By the time I was born, a line had been drawn down the middle of the original 20-acre lot purchased nearly a century ago by my mother's grandfather. He had died and left the property to his two children, who promptly began to feud. Tow house had been built, one by my grandfather, the other by his brother's widow, and, just in case there was any doubt who owned what, or where he should be, they had run the barbed-wire fence between them. On either side of it, they had built houses indistinguishable from each other. Here, for 50 years, they had vacationed, on identical lots, inside identical green wooden houses, separated by their barbed-wire fence. The only thing to argue about was the pier. It said something about the beach in Waveland that the biggest status symbol on it was a device to get off of it. Our pier was easily the longest in the area, and inherently indivisible. It wasn't our pier, it wasn't their pier, it was a pier held jointly, and the atmosphere around it was, to put it mildly, touchy. In the late '80s, I was visiting Japan when I ruptured a disk in my spine. Drugged and confined by doctors to a hotel bed, I spent two days watching CNN—which was that moment covering, to the exclusion of all else, a terrifying hurricane that had formed in the Gulf of Mexico. Up and down the Coast raced CNN's intrepid reporter, until, at last, he stood on our pier, which I myself had not set foot on in more than a decade. Ha! I thought, I might be in traction in Tokyo, but our pier is on TV. Then the camera panned to a family member from the enemy's side if the barbed-wire fence. "We're standing on your pier?" asked the reporter. "We're standing on my pier," confirmed the husband of my first cousin once removed, and I shot up out of traction and hollered at the Japanese television, "THAT"S NOT YOUR PIER! THAT'S OUR PIER!"

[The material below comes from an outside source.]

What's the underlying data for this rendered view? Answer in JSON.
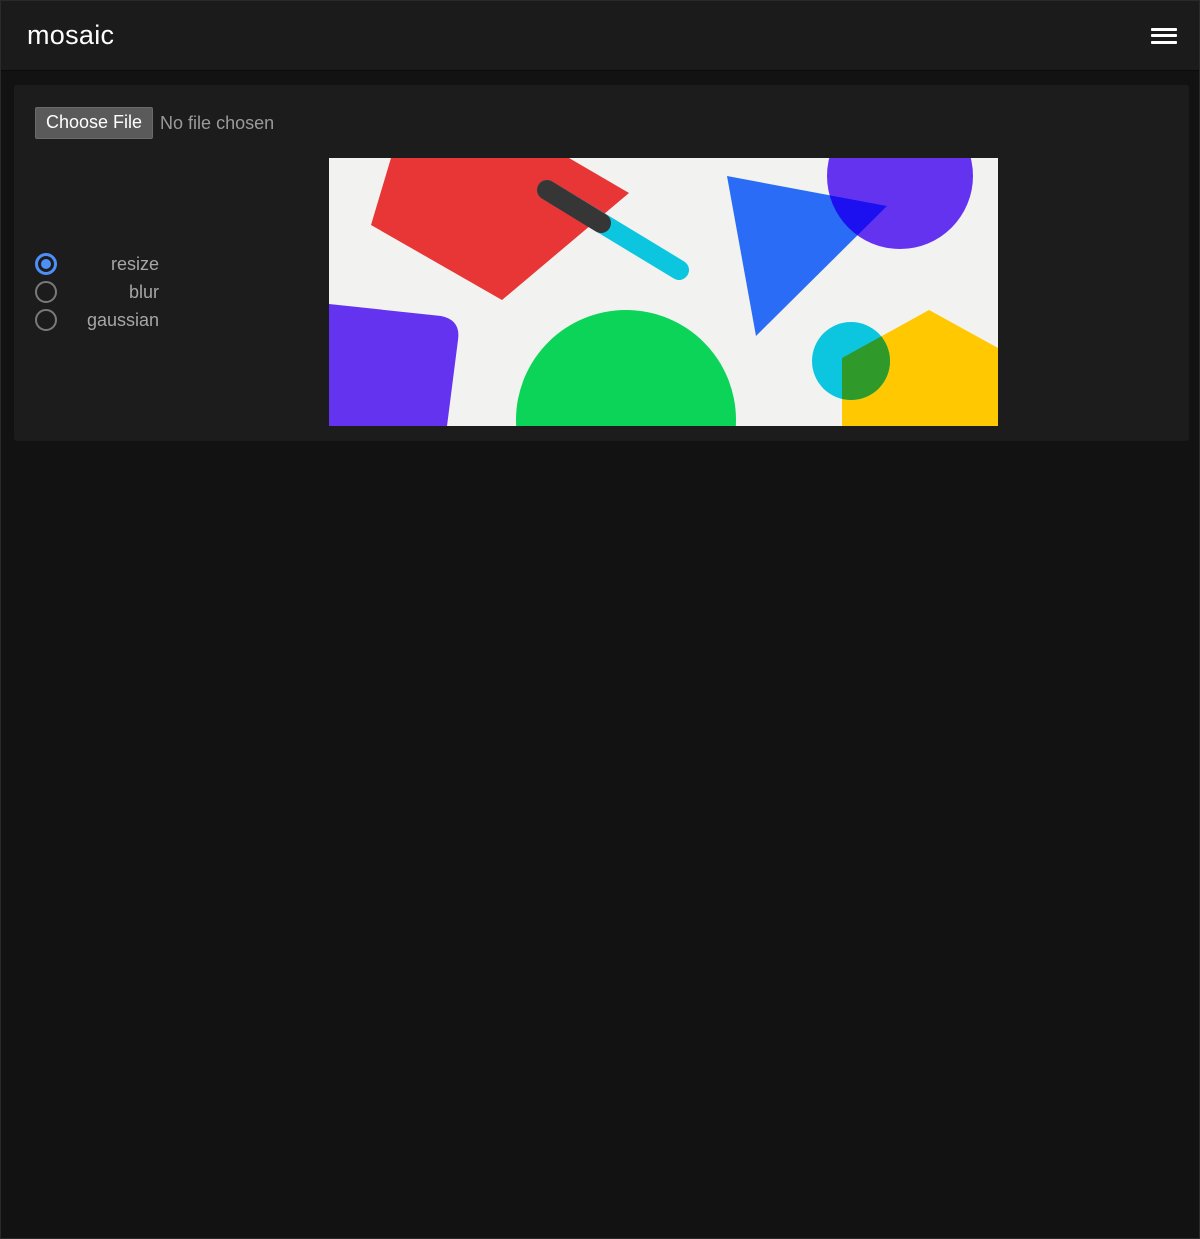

Having established the position of the barbed-wire fence, we now can see that the few wooden slats jutting into the water are what remain of our pier. We can see, also, that the acres of dead pine trees are all that remains of our old pine forest, and the mud puddle behind the concrete slab is what remains of the frog pond. Now we find the tennis court: Here, at the age of 13, I jumped and pranced and bragged and hollered after I took a game off my father—prompting him, in a rare burst of anger, to mutter "you little mother" and hit his first real serve. We walk around some more, but, apart from a few oak trees clinging to life, there's nothing else to see. Heading back to his car to drive home, I spot, erect in the first, a silver spoon. Once the World Trade Center collapsed, all that remained of the offices was the paper—supposedly because there was so much of it to begin with. Once a hurricane destroys the Gulf Coast, all that remains of the beach houses is the cutlery.
I pick it up, thinking that this is probably the last time I'll come here, and a silver spoon would be a fitting souvenir. Then I remember: It's not mine. My father is a man of many doubts and few convictions, but he'll go to his grave certain that no one should ever bequeath property to be shared by his heirs. Three years ago, after my grandfather died, he immediately persuaded my mother's side of the family to sell the house in Waveland—to another New Orleanian who mistook the place for a beach resort. The 30-foot storm surge, along with the eye of Hurricane Katrina, had trespassed on someone else's property.
Michael Lewis is a former senior editor of the New Republic. His latest book is The Big Short: Inside the Doomsday Machine (W.W. Nortion & Company).